▶ [Instructions for the task]:
Here is a listing. Repeat it exactly and in its entirety.
========
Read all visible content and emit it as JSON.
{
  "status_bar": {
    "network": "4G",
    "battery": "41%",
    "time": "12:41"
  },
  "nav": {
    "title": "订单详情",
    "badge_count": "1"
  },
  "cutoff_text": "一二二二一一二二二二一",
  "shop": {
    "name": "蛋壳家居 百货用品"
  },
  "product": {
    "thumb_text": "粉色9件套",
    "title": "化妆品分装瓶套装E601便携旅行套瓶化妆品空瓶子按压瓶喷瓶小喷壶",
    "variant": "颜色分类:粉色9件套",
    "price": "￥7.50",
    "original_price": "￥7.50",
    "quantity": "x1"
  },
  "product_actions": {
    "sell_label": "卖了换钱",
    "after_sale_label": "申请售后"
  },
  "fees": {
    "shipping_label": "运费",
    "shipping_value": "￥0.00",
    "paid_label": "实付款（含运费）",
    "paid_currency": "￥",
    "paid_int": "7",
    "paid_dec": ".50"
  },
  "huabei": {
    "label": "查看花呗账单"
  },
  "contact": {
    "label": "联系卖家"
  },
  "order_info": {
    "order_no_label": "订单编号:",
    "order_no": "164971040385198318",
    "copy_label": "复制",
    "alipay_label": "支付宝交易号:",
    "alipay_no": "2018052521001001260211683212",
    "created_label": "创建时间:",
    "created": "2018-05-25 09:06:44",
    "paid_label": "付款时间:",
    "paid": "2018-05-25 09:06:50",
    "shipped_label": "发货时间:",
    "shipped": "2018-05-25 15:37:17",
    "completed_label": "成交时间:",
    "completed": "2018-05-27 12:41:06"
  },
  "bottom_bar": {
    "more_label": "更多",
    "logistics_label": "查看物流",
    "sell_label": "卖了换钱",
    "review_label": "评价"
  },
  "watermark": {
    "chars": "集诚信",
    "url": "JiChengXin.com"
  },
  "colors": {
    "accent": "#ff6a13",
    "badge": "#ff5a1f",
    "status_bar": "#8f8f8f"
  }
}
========
▶ [Answer to this exercise]:
Read all visible content and emit it as JSON.
{
  "status_bar": {
    "network": "4G",
    "battery": "41%",
    "time": "12:41"
  },
  "nav": {
    "title": "订单详情",
    "badge_count": "1"
  },
  "cutoff_text": "一二二二一一二二二二一",
  "shop": {
    "name": "蛋壳家居 百货用品"
  },
  "product": {
    "thumb_text": "粉色9件套",
    "title": "化妆品分装瓶套装E601便携旅行套瓶化妆品空瓶子按压瓶喷瓶小喷壶",
    "variant": "颜色分类:粉色9件套",
    "price": "￥7.50",
    "original_price": "￥7.50",
    "quantity": "x1"
  },
  "product_actions": {
    "sell_label": "卖了换钱",
    "after_sale_label": "申请售后"
  },
  "fees": {
    "shipping_label": "运费",
    "shipping_value": "￥0.00",
    "paid_label": "实付款（含运费）",
    "paid_currency": "￥",
    "paid_int": "7",
    "paid_dec": ".50"
  },
  "huabei": {
    "label": "查看花呗账单"
  },
  "contact": {
    "label": "联系卖家"
  },
  "order_info": {
    "order_no_label": "订单编号:",
    "order_no": "164971040385198318",
    "copy_label": "复制",
    "alipay_label": "支付宝交易号:",
    "alipay_no": "2018052521001001260211683212",
    "created_label": "创建时间:",
    "created": "2018-05-25 09:06:44",
    "paid_label": "付款时间:",
    "paid": "2018-05-25 09:06:50",
    "shipped_label": "发货时间:",
    "shipped": "2018-05-25 15:37:17",
    "completed_label": "成交时间:",
    "completed": "2018-05-27 12:41:06"
  },
  "bottom_bar": {
    "more_label": "更多",
    "logistics_label": "查看物流",
    "sell_label": "卖了换钱",
    "review_label": "评价"
  },
  "watermark": {
    "chars": "集诚信",
    "url": "JiChengXin.com"
  },
  "colors": {
    "accent": "#ff6a13",
    "badge": "#ff5a1f",
    "status_bar": "#8f8f8f"
  }
}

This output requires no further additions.